== Brief ==
Repeat the data that follows, keeping every character intact.

== Data excerpts ==
* * * *

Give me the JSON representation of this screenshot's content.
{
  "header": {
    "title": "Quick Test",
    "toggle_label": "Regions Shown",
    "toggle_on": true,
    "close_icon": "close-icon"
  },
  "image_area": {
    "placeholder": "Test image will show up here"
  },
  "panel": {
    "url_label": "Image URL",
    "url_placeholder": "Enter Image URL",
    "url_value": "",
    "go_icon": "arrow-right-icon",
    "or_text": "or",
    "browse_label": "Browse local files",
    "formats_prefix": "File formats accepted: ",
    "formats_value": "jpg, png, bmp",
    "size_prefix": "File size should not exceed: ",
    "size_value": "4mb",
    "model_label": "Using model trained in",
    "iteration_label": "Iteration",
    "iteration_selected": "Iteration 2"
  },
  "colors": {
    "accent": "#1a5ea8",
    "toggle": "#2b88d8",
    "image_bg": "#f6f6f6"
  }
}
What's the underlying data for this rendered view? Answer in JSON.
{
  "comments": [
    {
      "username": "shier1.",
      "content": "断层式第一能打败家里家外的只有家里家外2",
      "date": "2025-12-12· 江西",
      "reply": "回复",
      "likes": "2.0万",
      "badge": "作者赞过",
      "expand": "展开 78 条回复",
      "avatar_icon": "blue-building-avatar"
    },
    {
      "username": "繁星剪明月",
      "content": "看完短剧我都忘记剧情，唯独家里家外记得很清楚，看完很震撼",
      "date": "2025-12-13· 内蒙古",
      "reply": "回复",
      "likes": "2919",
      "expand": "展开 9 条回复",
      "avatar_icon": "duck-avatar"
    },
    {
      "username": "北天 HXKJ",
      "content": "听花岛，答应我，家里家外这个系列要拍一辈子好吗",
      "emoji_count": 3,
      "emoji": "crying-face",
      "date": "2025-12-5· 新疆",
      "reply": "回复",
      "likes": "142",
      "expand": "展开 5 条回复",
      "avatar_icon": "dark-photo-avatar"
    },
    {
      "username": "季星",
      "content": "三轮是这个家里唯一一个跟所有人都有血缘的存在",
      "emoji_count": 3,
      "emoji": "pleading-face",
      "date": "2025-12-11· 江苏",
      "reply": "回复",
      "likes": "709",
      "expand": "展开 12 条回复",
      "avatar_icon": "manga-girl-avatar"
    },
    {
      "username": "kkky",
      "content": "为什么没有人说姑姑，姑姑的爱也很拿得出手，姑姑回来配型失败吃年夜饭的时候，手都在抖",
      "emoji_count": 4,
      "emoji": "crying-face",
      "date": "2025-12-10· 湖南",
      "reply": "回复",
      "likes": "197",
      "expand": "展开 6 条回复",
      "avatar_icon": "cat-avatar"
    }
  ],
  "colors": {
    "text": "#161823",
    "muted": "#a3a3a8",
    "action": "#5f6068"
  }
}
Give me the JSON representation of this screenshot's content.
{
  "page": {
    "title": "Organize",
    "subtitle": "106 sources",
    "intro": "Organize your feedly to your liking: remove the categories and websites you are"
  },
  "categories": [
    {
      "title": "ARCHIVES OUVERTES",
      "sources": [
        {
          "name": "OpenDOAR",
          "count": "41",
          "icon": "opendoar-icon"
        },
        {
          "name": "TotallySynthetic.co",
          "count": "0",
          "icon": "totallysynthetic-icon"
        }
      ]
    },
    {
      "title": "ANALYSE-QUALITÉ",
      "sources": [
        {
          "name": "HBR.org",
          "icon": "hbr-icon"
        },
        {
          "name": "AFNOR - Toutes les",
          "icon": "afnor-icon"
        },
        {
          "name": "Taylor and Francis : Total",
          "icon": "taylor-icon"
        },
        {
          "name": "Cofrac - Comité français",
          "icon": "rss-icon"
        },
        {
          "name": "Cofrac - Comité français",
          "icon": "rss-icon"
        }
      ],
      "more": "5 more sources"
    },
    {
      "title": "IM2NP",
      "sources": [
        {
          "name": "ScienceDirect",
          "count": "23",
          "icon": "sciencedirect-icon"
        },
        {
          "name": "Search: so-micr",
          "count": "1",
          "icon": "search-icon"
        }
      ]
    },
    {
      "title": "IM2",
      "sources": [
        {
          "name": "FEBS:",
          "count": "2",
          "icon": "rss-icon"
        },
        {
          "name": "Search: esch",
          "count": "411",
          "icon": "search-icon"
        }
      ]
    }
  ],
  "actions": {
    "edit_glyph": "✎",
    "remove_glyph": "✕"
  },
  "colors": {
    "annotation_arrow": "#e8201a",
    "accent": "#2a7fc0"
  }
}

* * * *

== Task response ==
Give me the JSON representation of this screenshot's content.
{
  "header": {
    "title": "Quick Test",
    "toggle_label": "Regions Shown",
    "toggle_on": true,
    "close_icon": "close-icon"
  },
  "image_area": {
    "placeholder": "Test image will show up here"
  },
  "panel": {
    "url_label": "Image URL",
    "url_placeholder": "Enter Image URL",
    "url_value": "",
    "go_icon": "arrow-right-icon",
    "or_text": "or",
    "browse_label": "Browse local files",
    "formats_prefix": "File formats accepted: ",
    "formats_value": "jpg, png, bmp",
    "size_prefix": "File size should not exceed: ",
    "size_value": "4mb",
    "model_label": "Using model trained in",
    "iteration_label": "Iteration",
    "iteration_selected": "Iteration 2"
  },
  "colors": {
    "accent": "#1a5ea8",
    "toggle": "#2b88d8",
    "image_bg": "#f6f6f6"
  }
}
What's the underlying data for this rendered view? Answer in JSON.
{
  "comments": [
    {
      "username": "shier1.",
      "content": "断层式第一能打败家里家外的只有家里家外2",
      "date": "2025-12-12· 江西",
      "reply": "回复",
      "likes": "2.0万",
      "badge": "作者赞过",
      "expand": "展开 78 条回复",
      "avatar_icon": "blue-building-avatar"
    },
    {
      "username": "繁星剪明月",
      "content": "看完短剧我都忘记剧情，唯独家里家外记得很清楚，看完很震撼",
      "date": "2025-12-13· 内蒙古",
      "reply": "回复",
      "likes": "2919",
      "expand": "展开 9 条回复",
      "avatar_icon": "duck-avatar"
    },
    {
      "username": "北天 HXKJ",
      "content": "听花岛，答应我，家里家外这个系列要拍一辈子好吗",
      "emoji_count": 3,
      "emoji": "crying-face",
      "date": "2025-12-5· 新疆",
      "reply": "回复",
      "likes": "142",
      "expand": "展开 5 条回复",
      "avatar_icon": "dark-photo-avatar"
    },
    {
      "username": "季星",
      "content": "三轮是这个家里唯一一个跟所有人都有血缘的存在",
      "emoji_count": 3,
      "emoji": "pleading-face",
      "date": "2025-12-11· 江苏",
      "reply": "回复",
      "likes": "709",
      "expand": "展开 12 条回复",
      "avatar_icon": "manga-girl-avatar"
    },
    {
      "username": "kkky",
      "content": "为什么没有人说姑姑，姑姑的爱也很拿得出手，姑姑回来配型失败吃年夜饭的时候，手都在抖",
      "emoji_count": 4,
      "emoji": "crying-face",
      "date": "2025-12-10· 湖南",
      "reply": "回复",
      "likes": "197",
      "expand": "展开 6 条回复",
      "avatar_icon": "cat-avatar"
    }
  ],
  "colors": {
    "text": "#161823",
    "muted": "#a3a3a8",
    "action": "#5f6068"
  }
}
Give me the JSON representation of this screenshot's content.
{
  "page": {
    "title": "Organize",
    "subtitle": "106 sources",
    "intro": "Organize your feedly to your liking: remove the categories and websites you are"
  },
  "categories": [
    {
      "title": "ARCHIVES OUVERTES",
      "sources": [
        {
          "name": "OpenDOAR",
          "count": "41",
          "icon": "opendoar-icon"
        },
        {
          "name": "TotallySynthetic.co",
          "count": "0",
          "icon": "totallysynthetic-icon"
        }
      ]
    },
    {
      "title": "ANALYSE-QUALITÉ",
      "sources": [
        {
          "name": "HBR.org",
          "icon": "hbr-icon"
        },
        {
          "name": "AFNOR - Toutes les",
          "icon": "afnor-icon"
        },
        {
          "name": "Taylor and Francis : Total",
          "icon": "taylor-icon"
        },
        {
          "name": "Cofrac - Comité français",
          "icon": "rss-icon"
        },
        {
          "name": "Cofrac - Comité français",
          "icon": "rss-icon"
        }
      ],
      "more": "5 more sources"
    },
    {
      "title": "IM2NP",
      "sources": [
        {
          "name": "ScienceDirect",
          "count": "23",
          "icon": "sciencedirect-icon"
        },
        {
          "name": "Search: so-micr",
          "count": "1",
          "icon": "search-icon"
        }
      ]
    },
    {
      "title": "IM2",
      "sources": [
        {
          "name": "FEBS:",
          "count": "2",
          "icon": "rss-icon"
        },
        {
          "name": "Search: esch",
          "count": "411",
          "icon": "search-icon"
        }
      ]
    }
  ],
  "actions": {
    "edit_glyph": "✎",
    "remove_glyph": "✕"
  },
  "colors": {
    "annotation_arrow": "#e8201a",
    "accent": "#2a7fc0"
  }
}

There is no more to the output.